For banks, these types of information are required because they operate on a trust-based model, or specialized mechanisms required to respond to a certain threat profile.
Instead of being upset with Tiktok or Facebook for mishandling or selling your data, the real evil-doers here are centralized banks. Purchases show where you are, what you like, and much more. Centralized banks can share your personal and sensitive data with their affiliates or partners or third-party buyers.
Not only do banks steal money from you, but they also make money off of you. How can you trust banks if you can’t even trust them to take care of your personal data or money?
Banks suffer an average of 85 attempted serious cyber attacks a year, and one-third are successful, according to a survey by Accenture. Skilled hackers and engineers can hack many web portals and mobile banking apps. As a result, some people end up losing large sums of cash from their accounts or getting scammed.
The systems are also prone to fraud and especially money embezzlement. As a result, a loss of hard-earned money. Now with crypto, threats like those are less likely to happen since there’s no central source of power due to its decentralized nature.
Instead of relying on one central source of power, crypto relies on a distributed network of computers all over the world. Crypto is more secure and reliable since they’re tamper-resistant because they use anonymous ID numbers in transactions.
There’s always some potential for fraud or security risk, whether it’s centralized or decentralized. However, when it comes to dealing with people’s finances, privacy, and data, people tend to choose machines more than humans any day.

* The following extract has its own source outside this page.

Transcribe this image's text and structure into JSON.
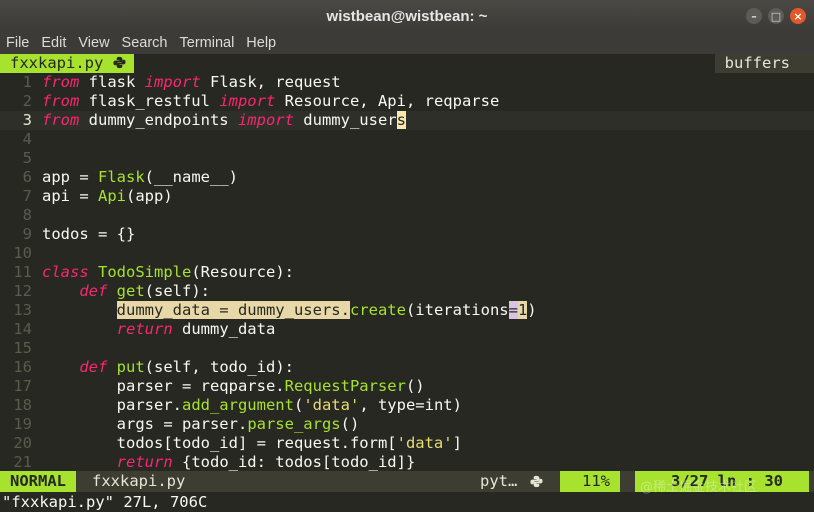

With the power of cryptocurrencies, people don’t have to suffer from the flaws of the modern financial system. While crypto as a whole is still in its early stages, millions of people already benefit from the advantages of cryptocurrencies and blockchain. People deserve better.